Participants at Sunday’s meeting were presented handouts and shown a segmented portion of “Is Peace Possible?” The four-part video is a collaborative project from The Atlantic and the S. Daniel Abraham Center for Middle East Peace.
Following the video, participants were encouraged to break into groups and discuss their reactions; afterward, individuals were asked to publicly share what had been discussed.
Eileen Kraus-Dobratz, who led most of the discussion, cited a recent poll that claimed the majority of Israelis and Palestinians favor a two-state solution. She said the poll also revealed that each side believes the other doesn’t share that desire.
Nitsa Bucritz Ford followed. “You can believe that the other side wants peace,” she said, “but would you want to take the risk and be under their gun if their leaders are not holding on to their promise?”
Other participants piggybacked on these comments, while offering opinions on sanctions, terrorism and tourism.
As the discussion continued, the topic drifted from dividing Jerusalem to identifying as a Jew. After one participant suggested Jews like living in ghettos because ghettos provide easier means for establishing identities, Sally Newman proudly reported that neither she nor her husband belong to any Jewish organizations, yet maintain a Jewish identity.
“I have never denied my Jewishness, but I don’t think I have to belong to a Jewish organization that’s focused exclusively on Jews in order to demonstrate what a Jewish humanitarian is, and that’s how I see myself.”
Kraus-Dobratz steered the conversation back to dividing Jerusalem, and eventually concluded the meeting by reminding participants of upcoming events. But she later addressed the rift among participants regarding identity.
“I think that when we talk about Israel, if you’re an American Jewish person, your identity is so tied up in Israel,” she said. “So it’s only natural that when you’re talking about Israel and real life issues for Israel, your own identity is part of that.”
Nancy Bernstein, a member of J Street’s national board of directors, added, “I think that these kinds of conversations bring up a lot of issues for people.”
While Sunday’s program required participants to enter a door with a sign questioning Jerusalem’s future, many ultimately exited having investigated their own identities.
“It’s a great opportunity for people to look at the connections between their Jewish identity and these issues, Bernstein said. “I think it’s very connected.”
J Street Pittsburgh, co-chaired by Bernstein and Malke Frank, is the local arm of the national nonprofit organization, which calls itself “the political home for pro-Israel, pro-peace Americans.” Established in 2008, it has 180,000 online supporters, 8,000 students and 700 National rabbinic cabinet leaders.

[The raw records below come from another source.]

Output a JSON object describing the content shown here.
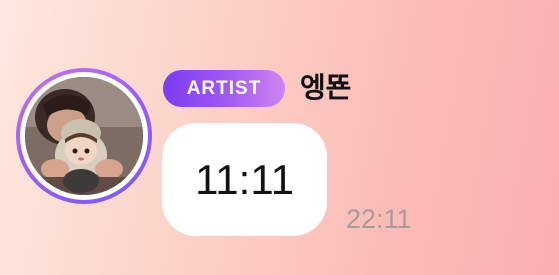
{
  "message": {
    "badge": "ARTIST",
    "sender_name": "엥뚄",
    "text": "11:11",
    "time": "22:11"
  },
  "colors": {
    "background_start": "#fde8df",
    "background_end": "#fbaeb3",
    "badge_start": "#7a3cf3",
    "badge_end": "#cf86ef",
    "avatar_ring": "#9b5df5",
    "bubble": "#ffffff",
    "time_text": "#a99a9a"
  }
}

At J Street’s 2013 conference, 2,800 people attended, including several Pittsburghers.
Greg Molinda, who attended the conference, traveled 40 minutes from South Fayette Township to Squirrel Hill for Sunday’s event. Having previously participated in several events with J Street Pittsburgh, he appreciates the organization’s existence.
“I think it’s a great venue for guys like me who have no logistical power, only an interest,” he said.
In other settings, “if you speak against Israeli policy then somehow you’re anti-Semitic, which is not true,” Molinda explained. “In my own personal situation I am interested and I am married to a Jew, so I don’t think I am anti-Semitic.
(Adam Reinherz can be reached at email@example.com.)